─── SOURCE MATERIAL
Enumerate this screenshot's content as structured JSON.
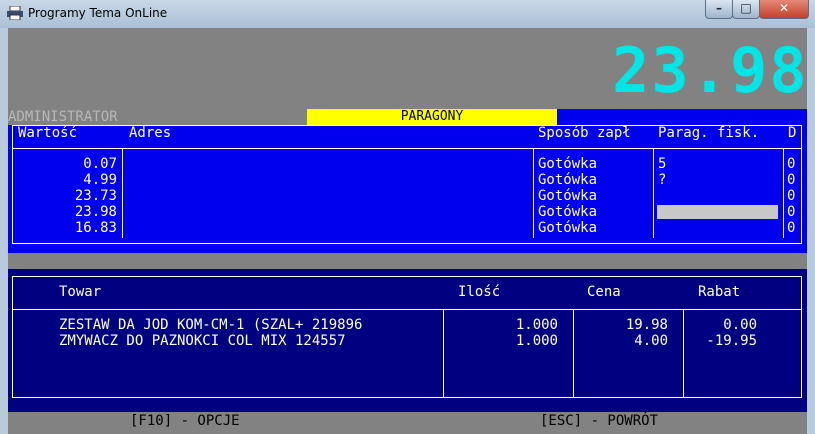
{
  "window": {
    "title": "Programy Tema OnLine",
    "min_glyph": "–",
    "max_glyph": "□",
    "close_glyph": "✕"
  },
  "display": {
    "total": "23.98",
    "user": "ADMINISTRATOR",
    "section": "PARAGONY"
  },
  "receipts": {
    "headers": [
      "Wartość",
      "Adres",
      "Sposób zapł",
      "Parag. fisk.",
      "D"
    ],
    "rows": [
      {
        "value": "0.07",
        "address": "",
        "payment": "Gotówka",
        "fisk": "5",
        "d": "0"
      },
      {
        "value": "4.99",
        "address": "",
        "payment": "Gotówka",
        "fisk": "?",
        "d": "0"
      },
      {
        "value": "23.73",
        "address": "",
        "payment": "Gotówka",
        "fisk": "",
        "d": "0"
      },
      {
        "value": "23.98",
        "address": "",
        "payment": "Gotówka",
        "fisk": "",
        "d": "0"
      },
      {
        "value": "16.83",
        "address": "",
        "payment": "Gotówka",
        "fisk": "",
        "d": "0"
      }
    ]
  },
  "items": {
    "headers": [
      "Towar",
      "Ilość",
      "Cena",
      "Rabat"
    ],
    "rows": [
      {
        "name": "ZESTAW DA JOD KOM-CM-1 (SZAL+ 219896",
        "qty": "1.000",
        "price": "19.98",
        "discount": "0.00"
      },
      {
        "name": "ZMYWACZ DO PAZNOKCI COL MIX 124557",
        "qty": "1.000",
        "price": "4.00",
        "discount": "-19.95"
      }
    ]
  },
  "footer": {
    "options": "[F10] - OPCJE",
    "back": "[ESC] - POWRÓT"
  },
  "colors": {
    "display": "#00e5e5",
    "panel_top": "#0000ee",
    "panel_bottom": "#000080",
    "section_bar": "#ffff00"
  }
}
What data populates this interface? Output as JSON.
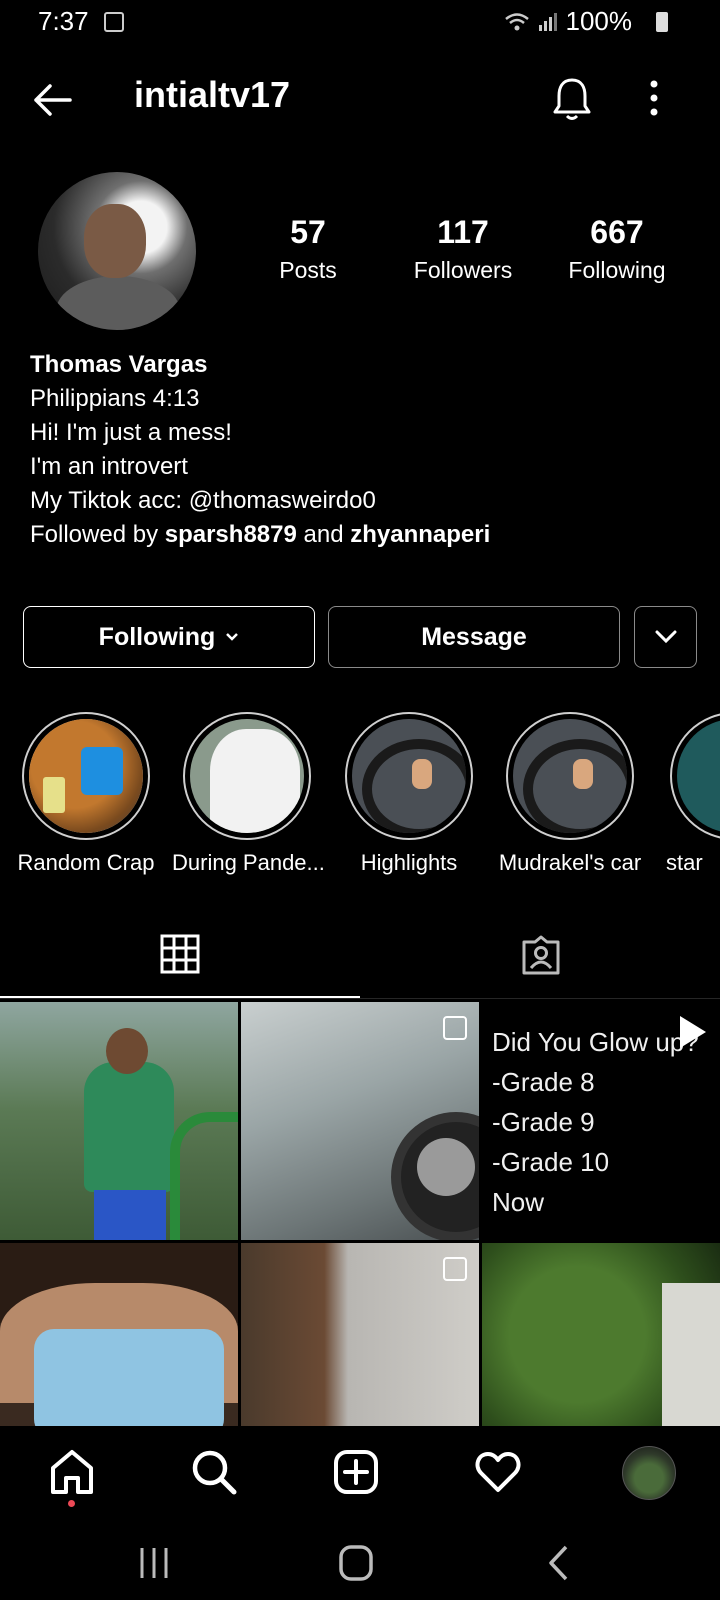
{
  "status_bar": {
    "time": "7:37",
    "battery": "100%"
  },
  "header": {
    "username": "intialtv17"
  },
  "profile": {
    "stats": [
      {
        "value": "57",
        "label": "Posts"
      },
      {
        "value": "117",
        "label": "Followers"
      },
      {
        "value": "667",
        "label": "Following"
      }
    ],
    "name": "Thomas Vargas",
    "bio_lines": [
      "Philippians 4:13",
      "Hi! I'm just a mess!",
      "I'm an introvert",
      "My Tiktok acc: @thomasweirdo0"
    ],
    "followed_by": {
      "prefix": "Followed by",
      "user1": "sparsh8879",
      "joiner": "and",
      "user2": "zhyannaperi"
    }
  },
  "actions": {
    "following": "Following",
    "message": "Message"
  },
  "highlights": [
    {
      "label": "Random Crap"
    },
    {
      "label": "During Pande..."
    },
    {
      "label": "Highlights"
    },
    {
      "label": "Mudrakel's car"
    },
    {
      "label": "star"
    }
  ],
  "posts": {
    "caption": [
      "Did You Glow up?",
      "-Grade 8",
      "-Grade 9",
      "-Grade 10",
      "Now"
    ]
  },
  "icons": [
    "back-arrow-icon",
    "bell-icon",
    "more-vertical-icon",
    "grid-icon",
    "tagged-icon",
    "home-icon",
    "search-icon",
    "add-post-icon",
    "heart-icon"
  ],
  "colors": {
    "background": "#000000",
    "text": "#ffffff",
    "notification_dot": "#ed4956"
  }
}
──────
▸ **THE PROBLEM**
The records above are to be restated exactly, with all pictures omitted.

▸ **EXERCISE SOLUTION**
Enumerate this screenshot's content as structured JSON.
{
  "window": {
    "title": "Programy Tema OnLine",
    "min_glyph": "–",
    "max_glyph": "□",
    "close_glyph": "✕"
  },
  "display": {
    "total": "23.98",
    "user": "ADMINISTRATOR",
    "section": "PARAGONY"
  },
  "receipts": {
    "headers": [
      "Wartość",
      "Adres",
      "Sposób zapł",
      "Parag. fisk.",
      "D"
    ],
    "rows": [
      {
        "value": "0.07",
        "address": "",
        "payment": "Gotówka",
        "fisk": "5",
        "d": "0"
      },
      {
        "value": "4.99",
        "address": "",
        "payment": "Gotówka",
        "fisk": "?",
        "d": "0"
      },
      {
        "value": "23.73",
        "address": "",
        "payment": "Gotówka",
        "fisk": "",
        "d": "0"
      },
      {
        "value": "23.98",
        "address": "",
        "payment": "Gotówka",
        "fisk": "",
        "d": "0"
      },
      {
        "value": "16.83",
        "address": "",
        "payment": "Gotówka",
        "fisk": "",
        "d": "0"
      }
    ]
  },
  "items": {
    "headers": [
      "Towar",
      "Ilość",
      "Cena",
      "Rabat"
    ],
    "rows": [
      {
        "name": "ZESTAW DA JOD KOM-CM-1 (SZAL+ 219896",
        "qty": "1.000",
        "price": "19.98",
        "discount": "0.00"
      },
      {
        "name": "ZMYWACZ DO PAZNOKCI COL MIX 124557",
        "qty": "1.000",
        "price": "4.00",
        "discount": "-19.95"
      }
    ]
  },
  "footer": {
    "options": "[F10] - OPCJE",
    "back": "[ESC] - POWRÓT"
  },
  "colors": {
    "display": "#00e5e5",
    "panel_top": "#0000ee",
    "panel_bottom": "#000080",
    "section_bar": "#ffff00"
  }
}
What data populates this interface? Output as JSON.
{
  "status_bar": {
    "time": "7:37",
    "battery": "100%"
  },
  "header": {
    "username": "intialtv17"
  },
  "profile": {
    "stats": [
      {
        "value": "57",
        "label": "Posts"
      },
      {
        "value": "117",
        "label": "Followers"
      },
      {
        "value": "667",
        "label": "Following"
      }
    ],
    "name": "Thomas Vargas",
    "bio_lines": [
      "Philippians 4:13",
      "Hi! I'm just a mess!",
      "I'm an introvert",
      "My Tiktok acc: @thomasweirdo0"
    ],
    "followed_by": {
      "prefix": "Followed by",
      "user1": "sparsh8879",
      "joiner": "and",
      "user2": "zhyannaperi"
    }
  },
  "actions": {
    "following": "Following",
    "message": "Message"
  },
  "highlights": [
    {
      "label": "Random Crap"
    },
    {
      "label": "During Pande..."
    },
    {
      "label": "Highlights"
    },
    {
      "label": "Mudrakel's car"
    },
    {
      "label": "star"
    }
  ],
  "posts": {
    "caption": [
      "Did You Glow up?",
      "-Grade 8",
      "-Grade 9",
      "-Grade 10",
      "Now"
    ]
  },
  "icons": [
    "back-arrow-icon",
    "bell-icon",
    "more-vertical-icon",
    "grid-icon",
    "tagged-icon",
    "home-icon",
    "search-icon",
    "add-post-icon",
    "heart-icon"
  ],
  "colors": {
    "background": "#000000",
    "text": "#ffffff",
    "notification_dot": "#ed4956"
  }
}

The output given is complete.